I would add…. Preach holiness! I am a lay person, so I may not explain myself well and I certainly don’t intend to offend. I think our message of holiness and a love relationship with our Abba Father has been watered down or even abandoned. We can love others all day long, but until we are truly immersed into our own love relationship with Him, our love to others is just a clanging cymbal. It doesn’t come off as genuine, but rather judgmental. Holiness – in its purest form- is the Father’s love towards us, in us and through us. We love Him so much that moment by moment we ask ourselves, “Am I in Your will?”
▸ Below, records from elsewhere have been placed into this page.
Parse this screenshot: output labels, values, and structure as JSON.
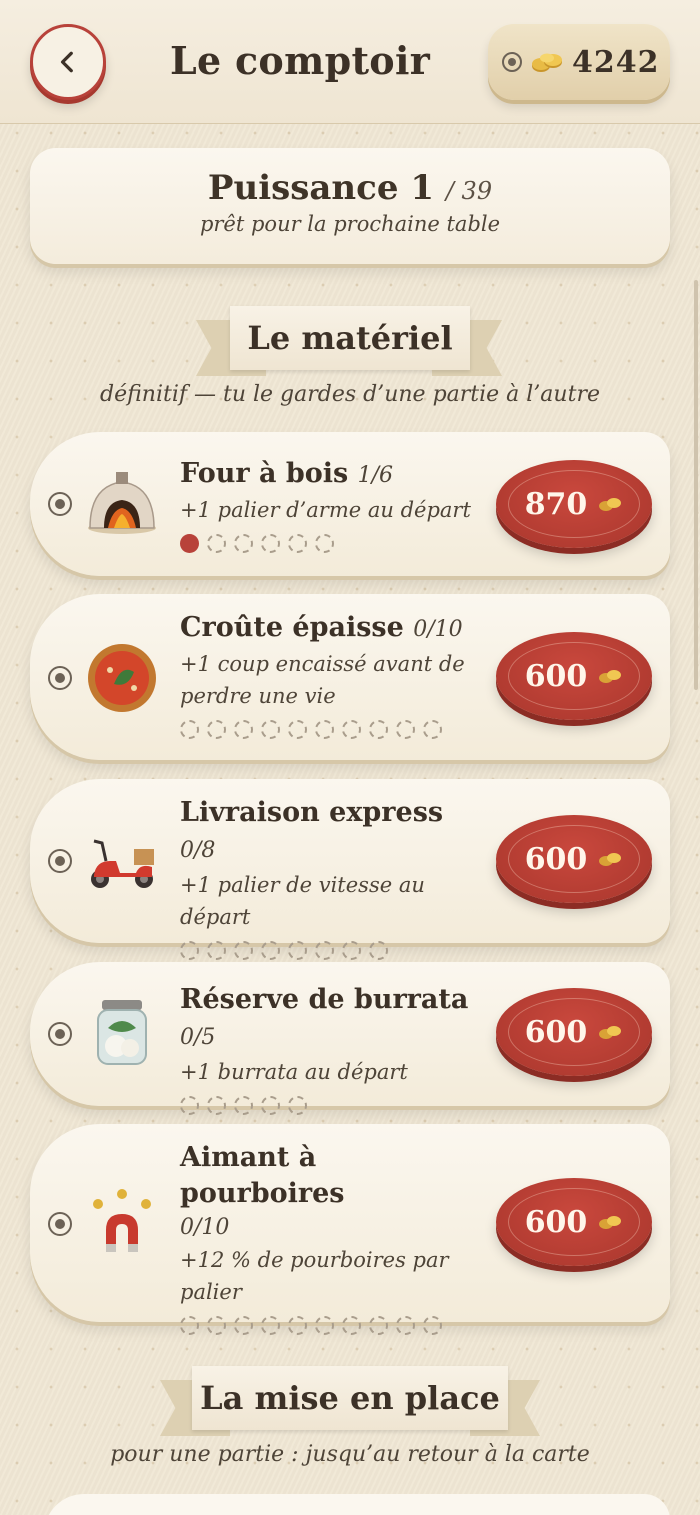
{
  "header": {
    "title": "Le comptoir",
    "coins": "4242",
    "icons": {
      "back": "chevron-left-icon",
      "coin": "coin-stack-icon"
    }
  },
  "power": {
    "title": "Puissance 1",
    "fraction": "/ 39",
    "subtitle": "prêt pour la prochaine table"
  },
  "materiel": {
    "title": "Le matériel",
    "subtitle": "définitif — tu le gardes d’une partie à l’autre",
    "items": [
      {
        "name": "Four à bois",
        "level": "1/6",
        "desc_lines": [
          "+1 palier d’arme au départ"
        ],
        "price": "870",
        "levels_owned": 1,
        "levels_total": 6,
        "icon": "wood-oven-icon"
      },
      {
        "name": "Croûte épaisse",
        "level": "0/10",
        "desc_lines": [
          "+1 coup encaissé avant de",
          "perdre une vie"
        ],
        "price": "600",
        "levels_owned": 0,
        "levels_total": 10,
        "icon": "pizza-icon"
      },
      {
        "name": "Livraison express",
        "level": "0/8",
        "desc_lines": [
          "+1 palier de vitesse au",
          "départ"
        ],
        "price": "600",
        "levels_owned": 0,
        "levels_total": 8,
        "icon": "scooter-icon"
      },
      {
        "name": "Réserve de burrata",
        "level": "0/5",
        "desc_lines": [
          "+1 burrata au départ"
        ],
        "price": "600",
        "levels_owned": 0,
        "levels_total": 5,
        "icon": "burrata-jar-icon"
      },
      {
        "name": "Aimant à pourboires",
        "level": "0/10",
        "desc_lines": [
          "+12 % de pourboires par",
          "palier"
        ],
        "price": "600",
        "levels_owned": 0,
        "levels_total": 10,
        "icon": "magnet-coins-icon"
      }
    ]
  },
  "mise_en_place": {
    "title": "La mise en place",
    "subtitle": "pour une partie : jusqu’au retour à la carte"
  },
  "colors": {
    "accent_red": "#b8423a",
    "background": "#efe6d3",
    "text": "#3c3127"
  }
}
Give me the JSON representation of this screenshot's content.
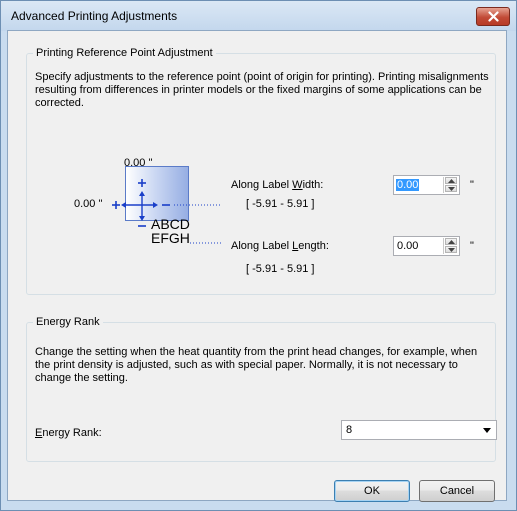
{
  "window": {
    "title": "Advanced Printing Adjustments",
    "close_icon": "close-icon",
    "accent_color": "#c24b37"
  },
  "reference_group": {
    "title": "Printing Reference Point Adjustment",
    "description": "Specify adjustments to the reference point (point of origin for printing). Printing misalignments resulting from differences in printer models or the fixed margins of some applications can be corrected.",
    "diagram": {
      "top_value": "0.00 \"",
      "left_value": "0.00 \"",
      "label_line1": "ABCD",
      "label_line2": "EFGH"
    },
    "width": {
      "label_before": "Along Label ",
      "label_access": "W",
      "label_after": "idth:",
      "value": "0.00",
      "unit": "\"",
      "range": "[ -5.91 - 5.91 ]"
    },
    "length": {
      "label_before": "Along Label ",
      "label_access": "L",
      "label_after": "ength:",
      "value": "0.00",
      "unit": "\"",
      "range": "[ -5.91 - 5.91 ]"
    }
  },
  "energy_group": {
    "title": "Energy Rank",
    "description": "Change the setting when the heat quantity from the print head changes, for example, when the print density is adjusted, such as with special paper. Normally, it is not necessary to change the setting.",
    "label_access": "E",
    "label_rest": "nergy Rank:",
    "selected": "8"
  },
  "buttons": {
    "ok": "OK",
    "cancel": "Cancel"
  }
}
Good points Duane and Jody. Jody, we are a holiness church and I hope we always will be. At Cenral we just finished a series called “Sanctify” affirming our strong belief that we are called to live a holy life. Duane– I agree there is much to love about the Church of the Nazarene. That’s why I am still a Nazarene!
Really appreciate your words here brother….number 3 really struck a chord with me
I would add allow alcohol. For all those you are so concerned about in foreign countries who have tried to get alcohol allowed but were shot down…where alcohol is part of the culture, you alienate them. Plus, as soon as you tell your non-christian friends that alcohol is not allowed at church, they go to the church down the street where you can have a glass of wine with dinner or a beer with the football game and still go to heaven. Focus on the ADDICTION and not the alcohol…that is why I don’t return to the Nazarene church…the church that I love…my home church. Because I love wine and I love inviting my unsaved friends to church, but I cannot invite them to a church that has such a stupid rule.
Brooke I really hear what you are saying and would love to continue that conversation (may a topic for another blog post). But I must admit– I am a son of a former alcoholic– I know the devasting effects that alcohol can have on generations (not just one family).
That is not to say that meaningful dialogue should not take place– in fact I think the CoTN has been slow in giving a thoughtful theology of why we would side with those who have alcohol issues and abstain. Thanks for the input.